Assignment:
Throughout the listing that follows, find each line with the word "false" and copy it.

Data:
%%

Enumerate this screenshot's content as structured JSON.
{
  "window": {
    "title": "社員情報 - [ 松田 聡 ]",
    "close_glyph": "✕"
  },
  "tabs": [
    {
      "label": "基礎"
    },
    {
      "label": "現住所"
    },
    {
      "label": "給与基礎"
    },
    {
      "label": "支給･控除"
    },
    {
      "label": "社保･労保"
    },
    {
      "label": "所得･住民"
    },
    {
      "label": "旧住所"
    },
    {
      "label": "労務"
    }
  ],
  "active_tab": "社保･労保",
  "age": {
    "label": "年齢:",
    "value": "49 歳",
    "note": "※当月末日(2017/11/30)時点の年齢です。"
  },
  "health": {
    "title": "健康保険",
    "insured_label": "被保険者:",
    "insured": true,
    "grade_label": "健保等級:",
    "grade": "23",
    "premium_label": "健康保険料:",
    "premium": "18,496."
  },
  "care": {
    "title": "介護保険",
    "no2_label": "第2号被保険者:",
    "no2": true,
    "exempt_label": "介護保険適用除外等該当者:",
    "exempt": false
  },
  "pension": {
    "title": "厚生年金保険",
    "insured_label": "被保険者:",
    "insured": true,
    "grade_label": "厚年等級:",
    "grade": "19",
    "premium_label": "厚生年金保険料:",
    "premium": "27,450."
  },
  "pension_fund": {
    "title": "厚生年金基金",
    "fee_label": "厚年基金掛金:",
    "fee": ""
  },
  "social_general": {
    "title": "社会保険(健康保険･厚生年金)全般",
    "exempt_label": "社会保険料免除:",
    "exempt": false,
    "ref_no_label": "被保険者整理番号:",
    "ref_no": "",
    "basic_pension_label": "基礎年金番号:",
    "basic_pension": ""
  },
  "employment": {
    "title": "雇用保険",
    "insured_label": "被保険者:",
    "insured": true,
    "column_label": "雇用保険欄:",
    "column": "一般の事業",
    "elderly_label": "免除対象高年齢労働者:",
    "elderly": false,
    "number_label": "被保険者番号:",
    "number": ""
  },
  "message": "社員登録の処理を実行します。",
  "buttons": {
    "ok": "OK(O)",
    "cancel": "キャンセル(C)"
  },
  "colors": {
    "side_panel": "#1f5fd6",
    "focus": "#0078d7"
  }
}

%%

Final answer:
    "exempt": false
    "exempt": false,
    "elderly": false,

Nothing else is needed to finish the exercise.